09 October 2013, News Wires – Brent futures slipped below $110 per barrel on Wednesday, after lawmakers in Washington made little progress to end a budget impasse that threatens to curb demand in the world’s biggest oil consumer and hurt investor confidence.
US President Barack Obama said he would be willing to negotiate budget issues with Republicans only if they agree to re-open the government and raise the debt limit. Yet further declines were limited on supply disruption concerns from the Middle East.
Brent oil traded 19 cents lower at $109.97 per barrel early on Wednesday, after settling higher for a third straight session. US oil was 6 cents lower.

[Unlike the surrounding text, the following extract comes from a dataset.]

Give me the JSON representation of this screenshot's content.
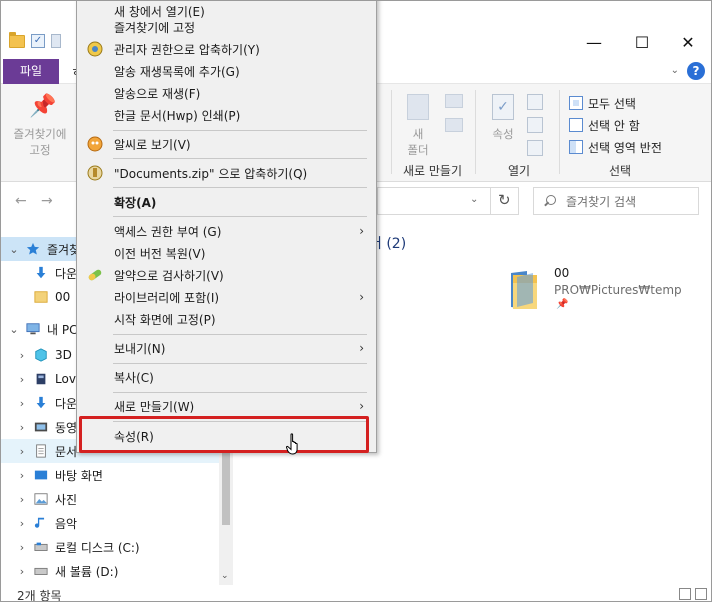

“The situation in the US is still uncertain, but I believe it will be resolved in time and don’t see much impact on oil markets,” said Tetsu Emori, commodity fund manager at Astmax Investments in Tokyo. ” should be looking at the fundamentals rather than political issues, and we see that the oil market is still well supported.”

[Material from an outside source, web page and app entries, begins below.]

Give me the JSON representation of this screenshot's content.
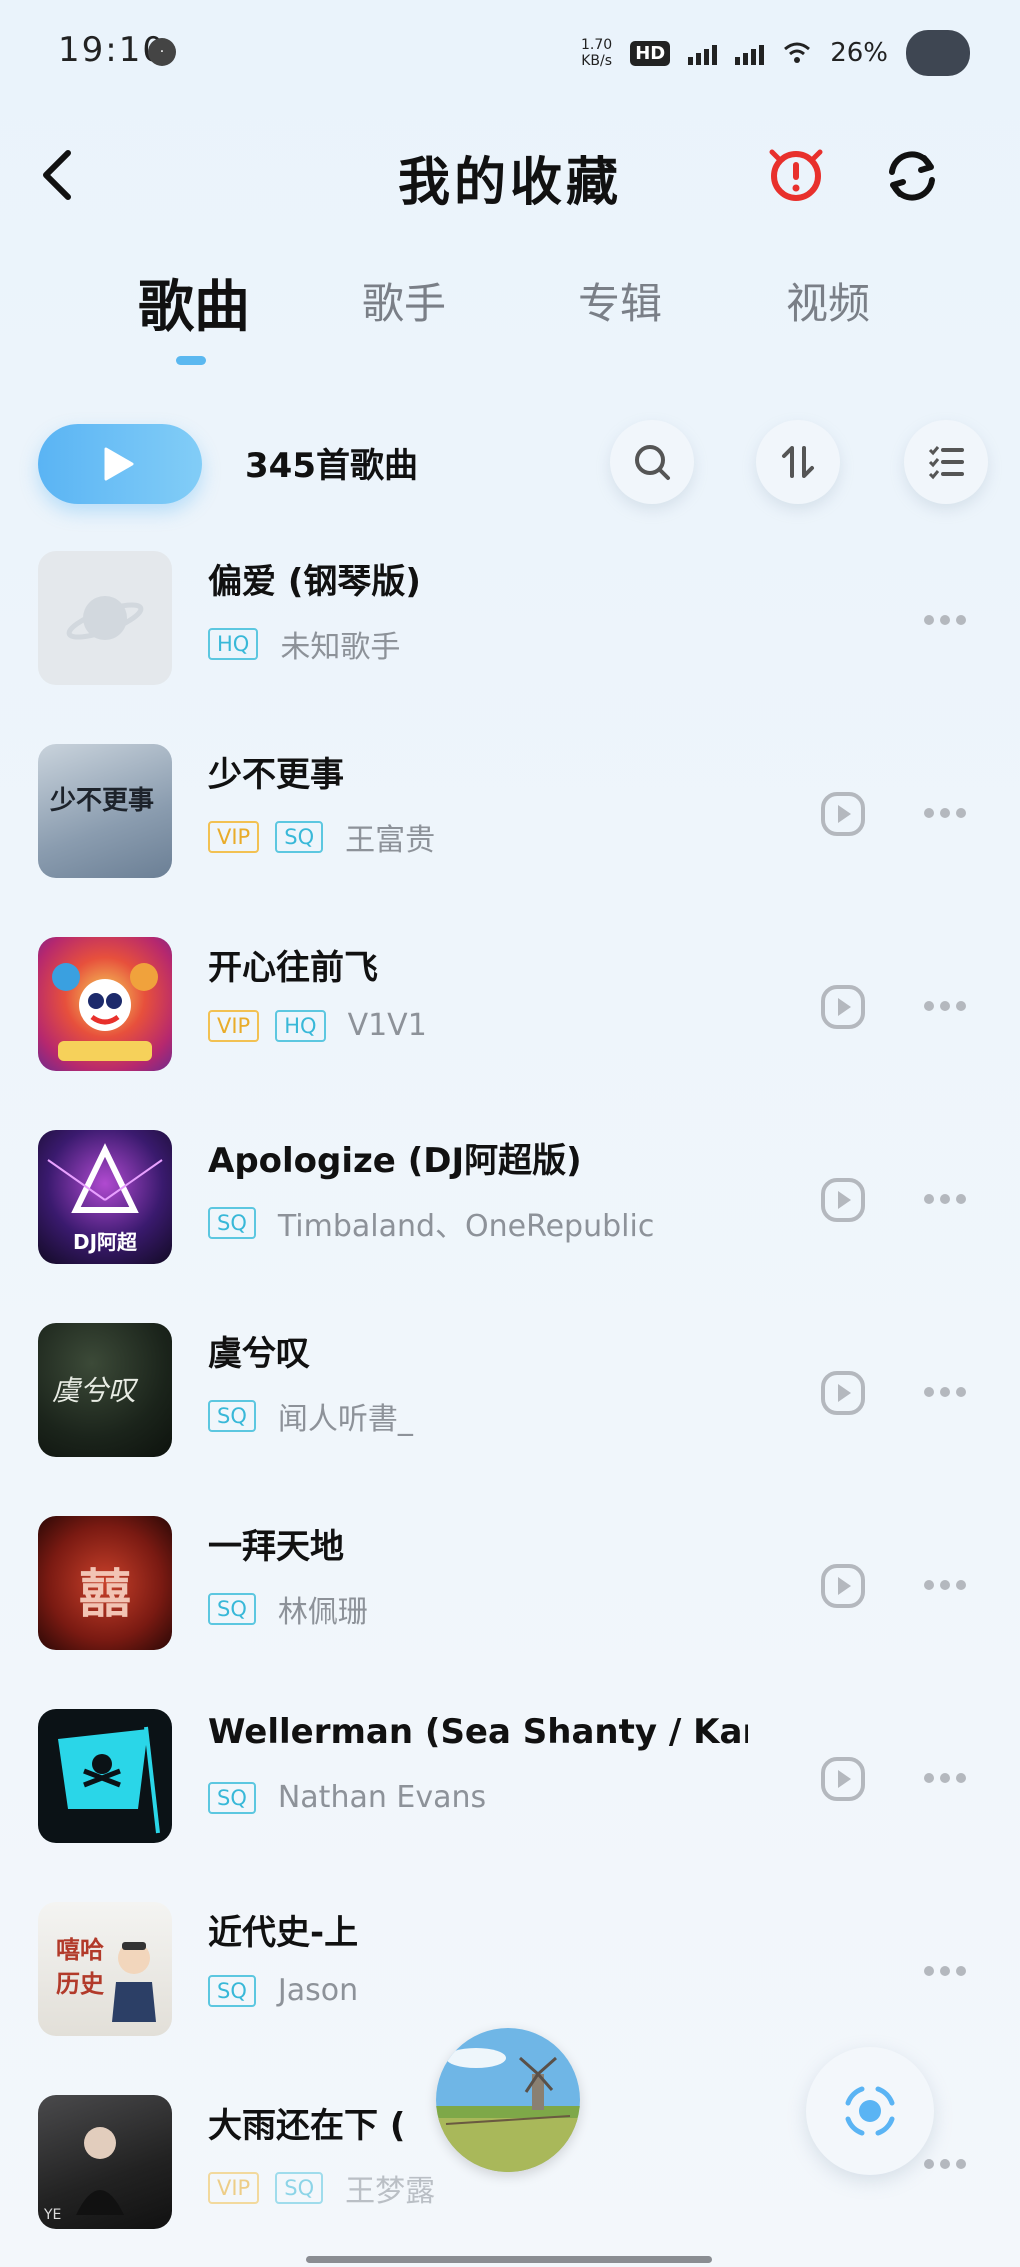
{
  "status_bar": {
    "time": "19:10",
    "speed_value": "1.70",
    "speed_unit": "KB/s",
    "hd_label": "HD",
    "battery": "26%"
  },
  "header": {
    "title": "我的收藏",
    "back_icon": "chevron-left-icon",
    "alert_icon": "alert-icon",
    "sync_icon": "refresh-icon",
    "alert_color": "#e8302c"
  },
  "tabs": [
    {
      "label": "歌曲",
      "active": true
    },
    {
      "label": "歌手",
      "active": false
    },
    {
      "label": "专辑",
      "active": false
    },
    {
      "label": "视频",
      "active": false
    }
  ],
  "controls": {
    "song_count": "345首歌曲",
    "search_icon": "search-icon",
    "sort_icon": "sort-icon",
    "multiselect_icon": "checklist-icon",
    "accent": "#5ab4f4"
  },
  "songs": [
    {
      "title": "偏爱 (钢琴版)",
      "tags": [
        "HQ"
      ],
      "artist": "未知歌手",
      "has_play": false
    },
    {
      "title": "少不更事",
      "tags": [
        "VIP",
        "SQ"
      ],
      "artist": "王富贵",
      "has_play": true
    },
    {
      "title": "开心往前飞",
      "tags": [
        "VIP",
        "HQ"
      ],
      "artist": "V1V1",
      "has_play": true
    },
    {
      "title": "Apologize (DJ阿超版)",
      "tags": [
        "SQ"
      ],
      "artist": "Timbaland、OneRepublic",
      "has_play": true
    },
    {
      "title": "虞兮叹",
      "tags": [
        "SQ"
      ],
      "artist": "闻人听書_",
      "has_play": true
    },
    {
      "title": "一拜天地",
      "tags": [
        "SQ"
      ],
      "artist": "林佩珊",
      "has_play": true
    },
    {
      "title": "Wellerman (Sea Shanty / Karao …",
      "tags": [
        "SQ"
      ],
      "artist": "Nathan Evans",
      "has_play": true
    },
    {
      "title": "近代史-上",
      "tags": [
        "SQ"
      ],
      "artist": "Jason",
      "has_play": false
    },
    {
      "title": "大雨还在下 (",
      "tags": [
        "VIP",
        "SQ"
      ],
      "artist": "王梦露",
      "has_play": false
    }
  ],
  "cover_texts": {
    "c1": "少不更事",
    "c3": "DJ阿超",
    "c4": "虞兮叹",
    "c5": "囍",
    "c7a": "嘻哈",
    "c7b": "历史",
    "c8": "YE"
  },
  "tag_colors": {
    "HQ": "#38b8d8",
    "SQ": "#38b8d8",
    "VIP": "#e9ac2a"
  }
}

Oil also found support from a weak dollar that continued to hover near an eight-month low against major currencies. A weak US currency makes it cheaper for importers to buy dollar-denominated oil.
Political clashes in Egypt and the capture by US forces of a senior al Qaeda figure in Libya over the weekend raised the risk of supply disruptions in the Middle East and North Africa from the key oil producing regions.
US crude stocks rose more than expected last week as refineries cut output, industry group American Petroleum Institute said.
Crude inventories rose by 2.8 million barrels to 366.5 million barrels, compared with analysts’ expectations for a increase of 1.5 million barrels.
The closely watched US commercial crude inventory data from the Energy Information Administration (EIA) is due later in the day, despite the government shutdown.
In its monthly report, the EIA said that global oil markets would be better supplied in 2014 than previously forecast. The EIA projected oil demand growth next year would be 1.17 million barrels per day, a fall of 20,000 bpd from the September forecast.
The government agency also revised up growth in supply of non-Opec oil by 50,000 bpd to 1.5 million bpd in 2014.
For 2013, the EIA revised its demand growth forecast down by 140,000 bpd to 970,000 bpd. Non-Opec oil supply growth for 2013 was revised down by 60,000 bpd to 1.51 million bpd.